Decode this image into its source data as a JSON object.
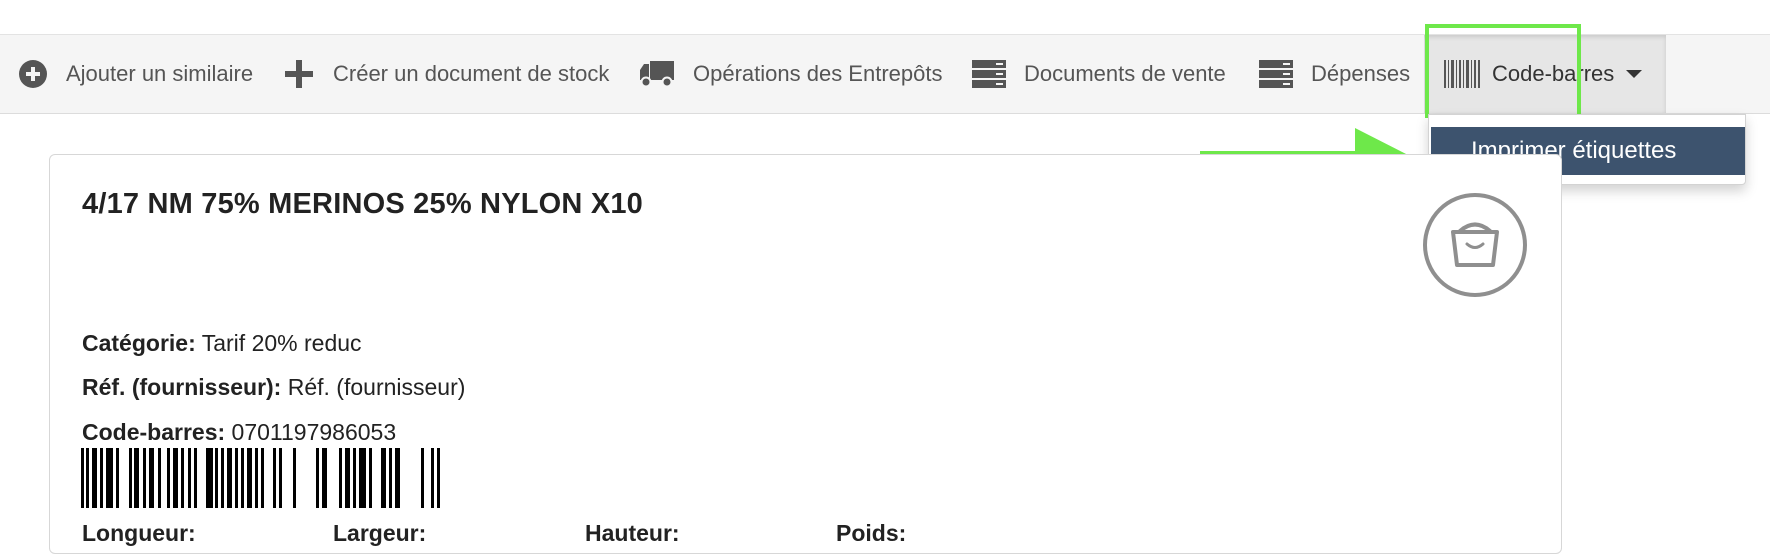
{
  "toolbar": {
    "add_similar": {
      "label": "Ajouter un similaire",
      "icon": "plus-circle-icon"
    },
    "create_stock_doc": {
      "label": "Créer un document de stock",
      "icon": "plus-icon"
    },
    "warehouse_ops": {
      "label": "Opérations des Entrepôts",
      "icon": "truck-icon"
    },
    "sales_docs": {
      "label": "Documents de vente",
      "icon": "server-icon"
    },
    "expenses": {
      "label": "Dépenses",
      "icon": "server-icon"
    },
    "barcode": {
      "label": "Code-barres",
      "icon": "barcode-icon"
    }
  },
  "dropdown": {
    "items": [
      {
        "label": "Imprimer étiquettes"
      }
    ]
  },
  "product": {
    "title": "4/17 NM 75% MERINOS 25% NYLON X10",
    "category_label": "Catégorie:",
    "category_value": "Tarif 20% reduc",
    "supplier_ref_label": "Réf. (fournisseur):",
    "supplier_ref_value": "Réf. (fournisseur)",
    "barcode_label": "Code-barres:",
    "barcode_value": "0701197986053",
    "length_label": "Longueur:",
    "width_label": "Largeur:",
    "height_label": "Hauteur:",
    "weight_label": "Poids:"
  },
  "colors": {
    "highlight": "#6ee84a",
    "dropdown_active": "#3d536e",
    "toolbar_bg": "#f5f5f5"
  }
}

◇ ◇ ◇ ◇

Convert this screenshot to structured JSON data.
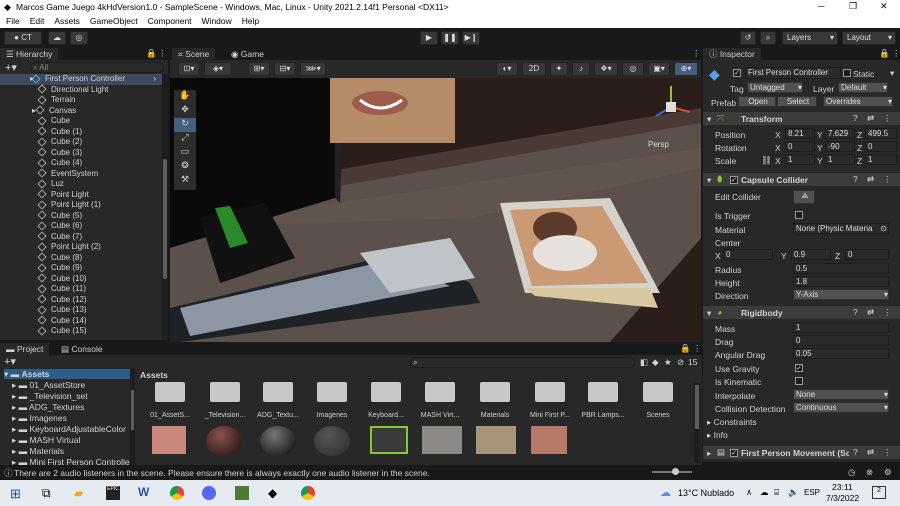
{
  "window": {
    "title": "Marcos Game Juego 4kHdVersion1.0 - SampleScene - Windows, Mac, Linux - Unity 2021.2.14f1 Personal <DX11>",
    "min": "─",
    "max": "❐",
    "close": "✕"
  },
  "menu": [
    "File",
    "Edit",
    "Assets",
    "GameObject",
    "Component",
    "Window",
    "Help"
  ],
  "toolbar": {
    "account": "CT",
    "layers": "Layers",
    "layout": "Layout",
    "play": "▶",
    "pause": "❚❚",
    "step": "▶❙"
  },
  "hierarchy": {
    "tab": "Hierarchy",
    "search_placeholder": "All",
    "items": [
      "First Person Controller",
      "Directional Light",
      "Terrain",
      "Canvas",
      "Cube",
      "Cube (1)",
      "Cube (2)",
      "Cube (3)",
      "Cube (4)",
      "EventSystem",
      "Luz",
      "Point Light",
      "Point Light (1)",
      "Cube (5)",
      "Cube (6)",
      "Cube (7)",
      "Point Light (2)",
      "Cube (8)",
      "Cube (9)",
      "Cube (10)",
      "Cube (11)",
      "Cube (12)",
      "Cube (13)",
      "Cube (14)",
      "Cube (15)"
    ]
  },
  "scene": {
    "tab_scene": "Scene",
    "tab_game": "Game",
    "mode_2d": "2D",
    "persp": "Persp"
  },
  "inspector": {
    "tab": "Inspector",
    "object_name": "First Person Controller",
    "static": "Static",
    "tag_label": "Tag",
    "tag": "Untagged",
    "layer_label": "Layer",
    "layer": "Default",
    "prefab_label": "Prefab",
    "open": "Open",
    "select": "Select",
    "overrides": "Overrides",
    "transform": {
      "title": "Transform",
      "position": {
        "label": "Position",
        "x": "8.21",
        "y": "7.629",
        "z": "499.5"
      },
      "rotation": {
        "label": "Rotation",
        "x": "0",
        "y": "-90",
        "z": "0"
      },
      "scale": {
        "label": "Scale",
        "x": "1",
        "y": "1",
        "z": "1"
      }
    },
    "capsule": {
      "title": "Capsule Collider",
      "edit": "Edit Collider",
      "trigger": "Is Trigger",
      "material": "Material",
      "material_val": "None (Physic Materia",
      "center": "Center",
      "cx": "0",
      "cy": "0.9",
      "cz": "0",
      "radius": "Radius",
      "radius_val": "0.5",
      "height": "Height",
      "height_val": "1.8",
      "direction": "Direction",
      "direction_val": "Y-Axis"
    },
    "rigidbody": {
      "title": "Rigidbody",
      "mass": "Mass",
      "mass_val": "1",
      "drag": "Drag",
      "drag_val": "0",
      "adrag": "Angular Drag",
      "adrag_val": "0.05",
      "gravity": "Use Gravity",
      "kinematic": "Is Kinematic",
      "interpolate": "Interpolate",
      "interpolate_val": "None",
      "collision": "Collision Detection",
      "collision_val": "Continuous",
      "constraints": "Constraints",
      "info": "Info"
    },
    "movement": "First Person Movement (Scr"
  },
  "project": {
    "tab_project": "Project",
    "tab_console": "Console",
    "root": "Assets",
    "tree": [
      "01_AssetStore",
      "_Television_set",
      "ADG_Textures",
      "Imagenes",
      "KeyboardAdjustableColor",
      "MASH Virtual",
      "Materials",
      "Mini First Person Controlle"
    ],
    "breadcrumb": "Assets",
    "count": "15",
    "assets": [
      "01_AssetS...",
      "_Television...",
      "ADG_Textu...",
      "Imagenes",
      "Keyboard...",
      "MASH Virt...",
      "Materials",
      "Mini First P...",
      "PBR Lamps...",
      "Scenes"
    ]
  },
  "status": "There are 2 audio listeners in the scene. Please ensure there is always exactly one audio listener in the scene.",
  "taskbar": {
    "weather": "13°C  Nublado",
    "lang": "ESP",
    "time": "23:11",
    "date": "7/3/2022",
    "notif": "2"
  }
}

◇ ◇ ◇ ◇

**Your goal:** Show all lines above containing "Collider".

**Answer to this exercise:**
      "title": "Capsule Collider",
      "edit": "Edit Collider",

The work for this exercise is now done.